In a statement provided to The Verge, Tesla said that the real-world risk the exploit posed to users was very low but that they nonetheless worked diligently to close the security hole as quickly as they could.

“We engage with the security research community to test the security of our products so that we can fix potential vulnerabilities before they result in issues for our customers,” Tesla’s statement reads in part. “We commend the research team behind today’s demonstration and plan to reward them under our bug bounty program, which was set up to encourage this type of research.”

So is there any reason to panic and rail against a future filled with electric cars? Not quite. Again, the attack-vector used by these researchers was extremely specific and was only unearthed after many months of research. As long as companies like Tesla remain vigilant and keep security as a top priority, we can hopefully drive to and fro without having to worry about our cars trying to kill us.

A video demonstration of the aforementioned hack in action can be seen below.

Yoni Heisler Contributing Writer

Yoni Heisler has been writing about Apple and the tech industry at large with over 15 years of experience.

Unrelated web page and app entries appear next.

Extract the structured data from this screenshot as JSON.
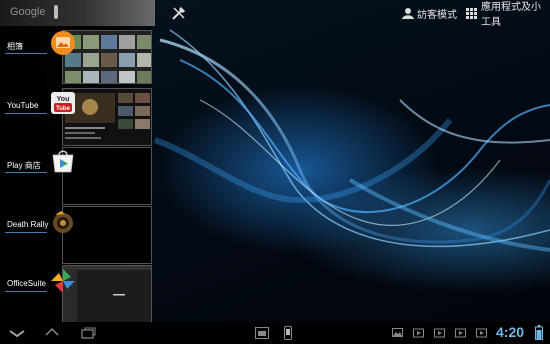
{
  "top_bar": {
    "search_brand": "Google",
    "guest_mode_label": "訪客模式",
    "apps_widgets_label": "應用程式及小工具"
  },
  "recent_apps": [
    {
      "label": "相簿",
      "icon": "gallery-icon"
    },
    {
      "label": "YouTube",
      "icon": "youtube-icon"
    },
    {
      "label": "Play 商店",
      "icon": "play-store-icon"
    },
    {
      "label": "Death Rally",
      "icon": "death-rally-icon"
    },
    {
      "label": "OfficeSuite",
      "icon": "officesuite-icon"
    }
  ],
  "nav_bar": {
    "clock": "4:20",
    "buttons": [
      "back-icon",
      "home-icon",
      "recent-apps-icon"
    ],
    "status_icons": [
      "screenshot-icon",
      "gallery-notification-icon",
      "video-notification-icon",
      "video-notification-icon",
      "video-notification-icon",
      "video-notification-icon",
      "battery-icon"
    ]
  },
  "colors": {
    "accent_blue": "#33b5e5",
    "clock": "#6fb6e8",
    "youtube_red": "#cc1e1e",
    "gallery_orange": "#f08c1e"
  }
}
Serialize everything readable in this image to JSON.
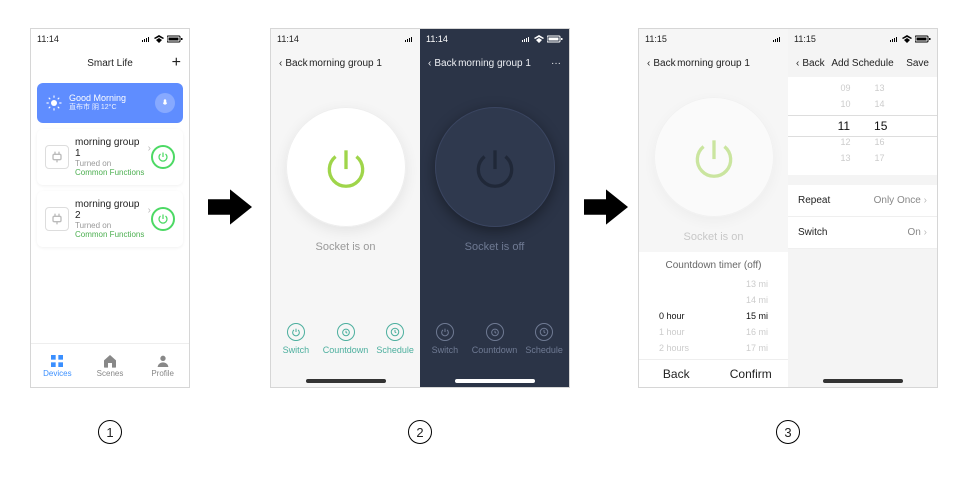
{
  "steps": [
    "1",
    "2",
    "3"
  ],
  "p1": {
    "time": "11:14",
    "title": "Smart Life",
    "add": "+",
    "banner": {
      "title": "Good Morning",
      "subtitle": "直布市  阴  12°C"
    },
    "devices": [
      {
        "name": "morning group 1",
        "status": "Turned on",
        "common": "Common Functions"
      },
      {
        "name": "morning group 2",
        "status": "Turned on",
        "common": "Common Functions"
      }
    ],
    "tabs": [
      {
        "label": "Devices",
        "active": true
      },
      {
        "label": "Scenes",
        "active": false
      },
      {
        "label": "Profile",
        "active": false
      }
    ]
  },
  "p2": {
    "left": {
      "time": "11:14",
      "back": "Back",
      "title": "morning group 1",
      "status": "Socket is on",
      "tabs": [
        "Switch",
        "Countdown",
        "Schedule"
      ]
    },
    "right": {
      "time": "11:14",
      "back": "Back",
      "title": "morning group 1",
      "status": "Socket is off",
      "tabs": [
        "Switch",
        "Countdown",
        "Schedule"
      ]
    }
  },
  "p3": {
    "left": {
      "time": "11:15",
      "back": "Back",
      "title": "morning group 1",
      "status": "Socket is on",
      "sheet_title": "Countdown timer (off)",
      "wheel_left": [
        "",
        "",
        "0 hour",
        "1 hour",
        "2 hours",
        ""
      ],
      "wheel_right": [
        "13 mi",
        "14 mi",
        "15 mi",
        "16 mi",
        "17 mi",
        ""
      ],
      "cancel": "Back",
      "confirm": "Confirm"
    },
    "right": {
      "time": "11:15",
      "back": "Back",
      "title": "Add Schedule",
      "save": "Save",
      "hours": [
        "09",
        "10",
        "11",
        "12",
        "13"
      ],
      "mins": [
        "13",
        "14",
        "15",
        "16",
        "17"
      ],
      "rows": [
        {
          "label": "Repeat",
          "value": "Only Once"
        },
        {
          "label": "Switch",
          "value": "On"
        }
      ]
    }
  }
}
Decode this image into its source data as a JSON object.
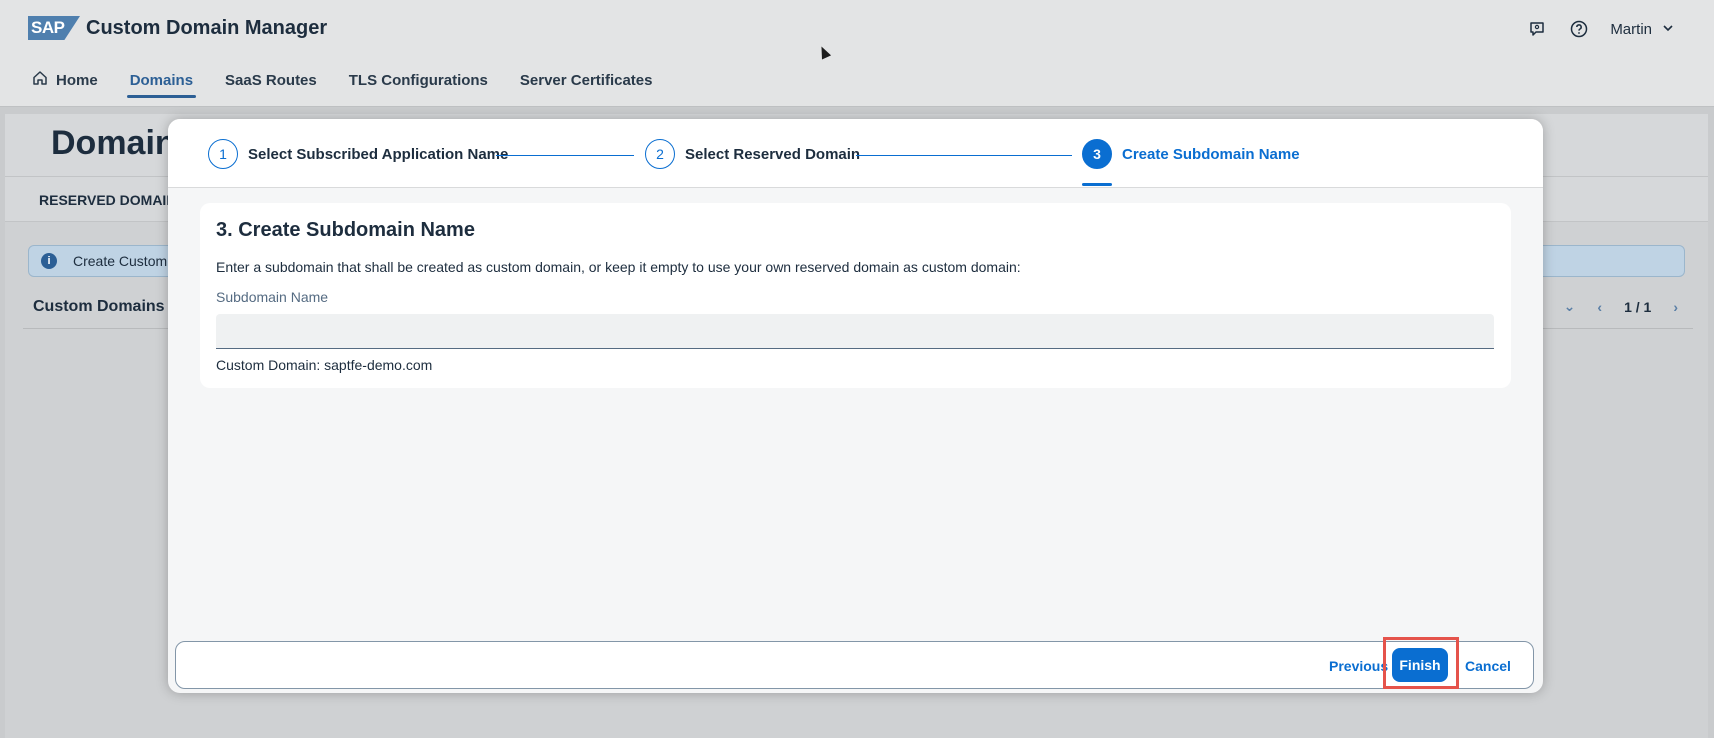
{
  "shell": {
    "logo_text": "SAP",
    "app_title": "Custom Domain Manager",
    "user_name": "Martin",
    "nav": [
      {
        "label": "Home",
        "icon": "home-icon"
      },
      {
        "label": "Domains",
        "active": true
      },
      {
        "label": "SaaS Routes"
      },
      {
        "label": "TLS Configurations"
      },
      {
        "label": "Server Certificates"
      }
    ]
  },
  "background_page": {
    "title": "Domain",
    "tab_label": "RESERVED DOMAIN",
    "info_text": "Create Custom I",
    "table_title": "Custom Domains",
    "pager_text": "1 / 1"
  },
  "wizard": {
    "steps": [
      {
        "number": "1",
        "label": "Select Subscribed Application Name"
      },
      {
        "number": "2",
        "label": "Select Reserved Domain"
      },
      {
        "number": "3",
        "label": "Create Subdomain Name",
        "current": true
      }
    ],
    "section_title": "3. Create Subdomain Name",
    "description": "Enter a subdomain that shall be created as custom domain, or keep it empty to use your own reserved domain as custom domain:",
    "field_label": "Subdomain Name",
    "field_value": "",
    "custom_domain_text": "Custom Domain: saptfe-demo.com",
    "footer": {
      "previous_label": "Previous",
      "finish_label": "Finish",
      "cancel_label": "Cancel"
    }
  },
  "colors": {
    "accent": "#0a6ed1",
    "highlight": "#e5534b"
  }
}
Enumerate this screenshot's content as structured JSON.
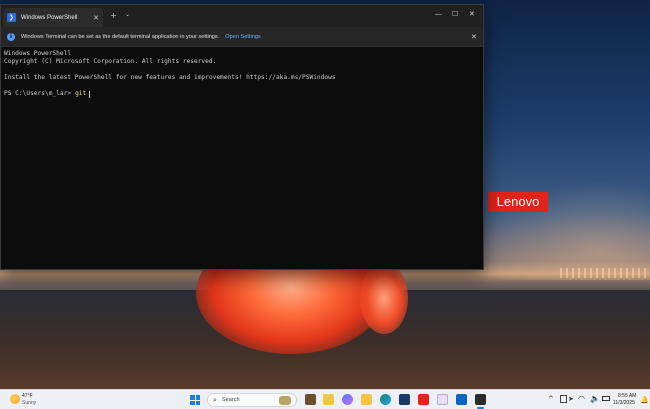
{
  "terminal": {
    "tab_title": "Windows PowerShell",
    "tab_close": "✕",
    "new_tab": "+",
    "dropdown": "⌄",
    "minimize": "—",
    "maximize": "☐",
    "close": "✕",
    "info_bar": {
      "message": "Windows Terminal can be set as the default terminal application in your settings.",
      "link": "Open Settings",
      "close": "✕"
    },
    "lines": [
      "Windows PowerShell",
      "Copyright (C) Microsoft Corporation. All rights reserved.",
      "Install the latest PowerShell for new features and improvements! https://aka.ms/PSWindows"
    ],
    "prompt": "PS C:\\Users\\m_lar>",
    "command": "git"
  },
  "desktop": {
    "logo": "Lenovo"
  },
  "taskbar": {
    "weather": {
      "temp": "47°F",
      "condition": "Sunny"
    },
    "search_placeholder": "Search",
    "clock": {
      "time": "8:55 AM",
      "date": "11/3/2025"
    }
  },
  "colors": {
    "terminal_bg": "#0c0c0c",
    "tab_bar_bg": "#202020",
    "info_bar_bg": "#262626",
    "link_color": "#6cb4ff",
    "command_color": "#f2e88a",
    "lenovo_red": "#e2231a",
    "taskbar_bg": "#edf1f5"
  }
}
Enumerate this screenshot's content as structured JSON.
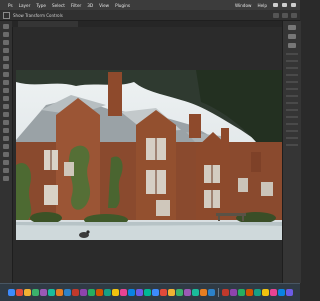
{
  "menubar": {
    "items": [
      "Ps",
      "Layer",
      "Type",
      "Select",
      "Filter",
      "3D",
      "View",
      "Plugins"
    ],
    "right_items": [
      "Window",
      "Help"
    ]
  },
  "optionsbar": {
    "label": "Show Transform Controls"
  },
  "colors": {
    "menubar_bg": "#3c3c3c",
    "workspace_bg": "#2b2b2b",
    "dock_bg": "#2f3a44"
  },
  "dock": {
    "icons": [
      "finder-icon",
      "launchpad-icon",
      "safari-icon",
      "chrome-icon",
      "mail-icon",
      "messages-icon",
      "maps-icon",
      "photos-icon",
      "facetime-icon",
      "calendar-icon",
      "contacts-icon",
      "reminders-icon",
      "notes-icon",
      "music-icon",
      "podcasts-icon",
      "tv-icon",
      "news-icon",
      "app-store-icon",
      "settings-icon",
      "photoshop-icon",
      "lightroom-icon",
      "illustrator-icon",
      "premiere-icon",
      "aftereffects-icon",
      "terminal-icon",
      "preview-icon",
      "calculator-icon",
      "weather-icon",
      "spotify-icon",
      "slack-icon",
      "zoom-icon",
      "notion-icon",
      "figma-icon",
      "vscode-icon",
      "trash-icon"
    ]
  }
}
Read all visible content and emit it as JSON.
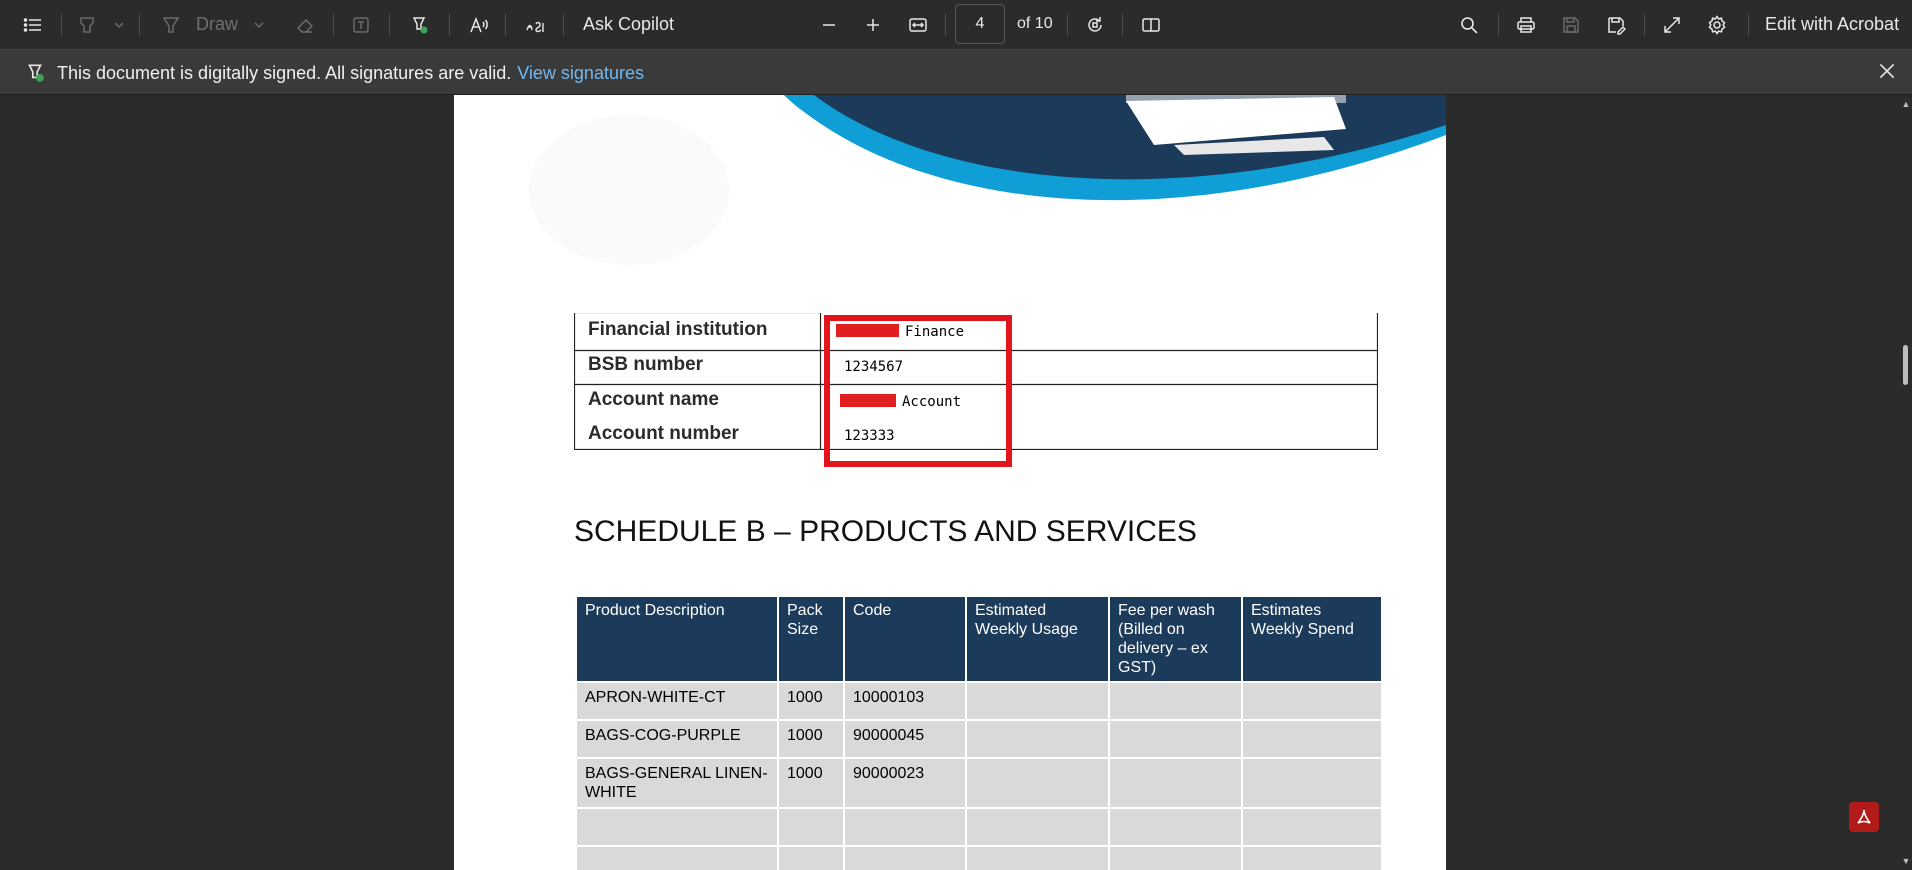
{
  "toolbar": {
    "draw_label": "Draw",
    "ask_copilot_label": "Ask Copilot",
    "page_number": "4",
    "page_total": "of 10",
    "edit_label": "Edit with Acrobat"
  },
  "signature_bar": {
    "message": "This document is digitally signed. All signatures are valid.",
    "link": "View signatures"
  },
  "bank_details": [
    {
      "label": "Financial institution",
      "value": "Finance",
      "redacted": true
    },
    {
      "label": "BSB number",
      "value": "1234567",
      "redacted": false
    },
    {
      "label": "Account name",
      "value": "Account",
      "redacted": true
    },
    {
      "label": "Account number",
      "value": "123333",
      "redacted": false
    }
  ],
  "schedule_title": "SCHEDULE B – PRODUCTS AND SERVICES",
  "products_table": {
    "headers": [
      "Product Description",
      "Pack Size",
      "Code",
      "Estimated Weekly Usage",
      "Fee per wash (Billed on delivery – ex GST)",
      "Estimates Weekly Spend"
    ],
    "rows": [
      [
        "APRON-WHITE-CT",
        "1000",
        "10000103",
        "",
        "",
        ""
      ],
      [
        "BAGS-COG-PURPLE",
        "1000",
        "90000045",
        "",
        "",
        ""
      ],
      [
        "BAGS-GENERAL LINEN-WHITE",
        "1000",
        "90000023",
        "",
        "",
        ""
      ],
      [
        "",
        "",
        "",
        "",
        "",
        ""
      ],
      [
        "",
        "",
        "",
        "",
        "",
        ""
      ]
    ]
  },
  "colors": {
    "toolbar_bg": "#2b2b2b",
    "table_header_bg": "#1c3a5a",
    "table_cell_bg": "#d9d9d9",
    "highlight_red": "#e3141e",
    "link_blue": "#6fb8f2"
  },
  "icons": [
    "list-icon",
    "highlighter-icon",
    "draw-icon",
    "eraser-icon",
    "text-box-icon",
    "signature-icon",
    "read-aloud-icon",
    "translate-icon",
    "zoom-out-icon",
    "zoom-in-icon",
    "fit-width-icon",
    "rotate-icon",
    "page-view-icon",
    "search-icon",
    "print-icon",
    "save-icon",
    "save-as-icon",
    "fullscreen-icon",
    "settings-icon",
    "close-icon",
    "acrobat-icon"
  ]
}
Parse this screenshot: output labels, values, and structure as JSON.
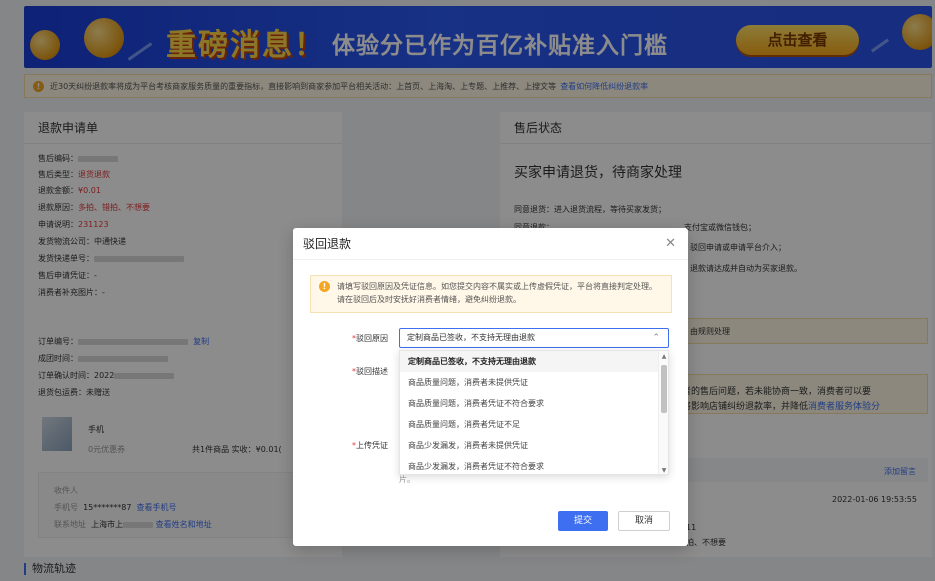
{
  "banner": {
    "headline": "重磅消息！",
    "subline": "体验分已作为百亿补贴准入门槛",
    "cta": "点击查看"
  },
  "notice": {
    "icon": "warning-icon",
    "text": "近30天纠纷退款率将成为平台考核商家服务质量的重要指标，直接影响到商家参加平台相关活动：上首页、上海淘、上专题、上推荐、上搜文等",
    "link": "查看如何降低纠纷退款率"
  },
  "refund": {
    "title": "退款申请单",
    "sn_label": "售后编码：",
    "type_label": "售后类型：",
    "type_value": "退货退款",
    "amount_label": "退款金额：",
    "amount_value": "¥0.01",
    "reason_label": "退款原因：",
    "reason_value": "多拍、错拍、不想要",
    "desc_label": "申请说明：",
    "desc_value": "231123",
    "company_label": "发货物流公司：",
    "company_value": "中通快递",
    "tracking_label": "发货快递单号：",
    "evidence_label": "售后申请凭证：",
    "evidence_value": "-",
    "buyer_images_label": "消费者补充图片：",
    "buyer_images_value": "-",
    "order_label": "订单编号：",
    "copy_label": "复制",
    "deal_time_label": "成团时间：",
    "confirm_time_label": "订单确认时间：",
    "confirm_time_value": "2022",
    "ship_label": "退货包运费：",
    "ship_value": "未赠送",
    "product_name": "手机",
    "coupon": "0元优惠券",
    "total": "共1件商品  实收：¥0.01(",
    "receiver_label": "收件人",
    "phone_label": "手机号",
    "phone_value": "15*******87",
    "phone_link": "查看手机号",
    "addr_label": "联系地址",
    "addr_value": "上海市上",
    "addr_link": "查看姓名和地址",
    "logistics_title": "物流轨迹"
  },
  "after_sale": {
    "title": "售后状态",
    "status": "买家申请退货，待商家处理",
    "line1": "同意退货：进入退货流程，等待买家发货；",
    "line2_head": "同意退款：",
    "line2_tail": "支付宝或微信钱包；",
    "line3": "驳回申请或申请平台介入；",
    "line4": "退款请达成并自动为买家退款。",
    "rule_text": "由规则处理",
    "warn_line1": "者的售后问题，若未能协商一致，消费者可以要",
    "warn_line2_a": "将影响店铺纠纷退款率，并降低",
    "warn_line2_b": "消费者服务体验分",
    "add_msg": "添加留言",
    "msg_time": "2022-01-06 19:53:55",
    "msg_frag1": "11",
    "msg_frag2": "拍、不想要"
  },
  "modal": {
    "title": "驳回退款",
    "tip": "请填写驳回原因及凭证信息。如您提交内容不属实或上传虚假凭证，平台将直接判定处理。请在驳回后及时安抚好消费者情绪，避免纠纷退款。",
    "reason_label": "驳回原因",
    "desc_label": "驳回描述",
    "upload_label": "上传凭证",
    "selected": "定制商品已签收，不支持无理由退款",
    "options": [
      "定制商品已签收，不支持无理由退款",
      "商品质量问题，消费者未提供凭证",
      "商品质量问题，消费者凭证不符合要求",
      "商品质量问题，消费者凭证不足",
      "商品少发漏发，消费者未提供凭证",
      "商品少发漏发，消费者凭证不符合要求"
    ],
    "behind_fragment": "片。",
    "submit": "提交",
    "cancel": "取消"
  },
  "colors": {
    "primary": "#3d6ff0",
    "danger": "#e4393c",
    "warning": "#f5a623"
  }
}
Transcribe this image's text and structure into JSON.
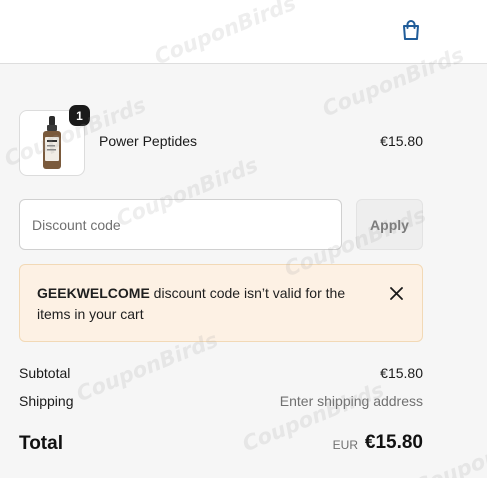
{
  "header": {
    "cart_icon": "shopping-bag-icon",
    "accent_color": "#1f5c99"
  },
  "cart": {
    "items": [
      {
        "name": "Power Peptides",
        "price": "€15.80",
        "quantity": "1",
        "image_icon": "serum-bottle-icon"
      }
    ]
  },
  "discount": {
    "placeholder": "Discount code",
    "value": "",
    "apply_label": "Apply"
  },
  "alert": {
    "code": "GEEKWELCOME",
    "message": " discount code isn’t valid for the items in your cart",
    "close_icon": "close-icon",
    "background_color": "#fdf1e4"
  },
  "summary": {
    "subtotal_label": "Subtotal",
    "subtotal_value": "€15.80",
    "shipping_label": "Shipping",
    "shipping_value": "Enter shipping address",
    "total_label": "Total",
    "total_currency": "EUR",
    "total_value": "€15.80"
  },
  "watermark": "CouponBirds"
}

A life long expert Mac user and Apple expert, his writing has appeared in Edible Apple, Network World, MacLife, Macworld UK, and TUAW.

When not analyzing the latest happenings with Apple, Yoni enjoys catching Improv shows in Chicago, playing soccer, and cultivating new TV show addictions.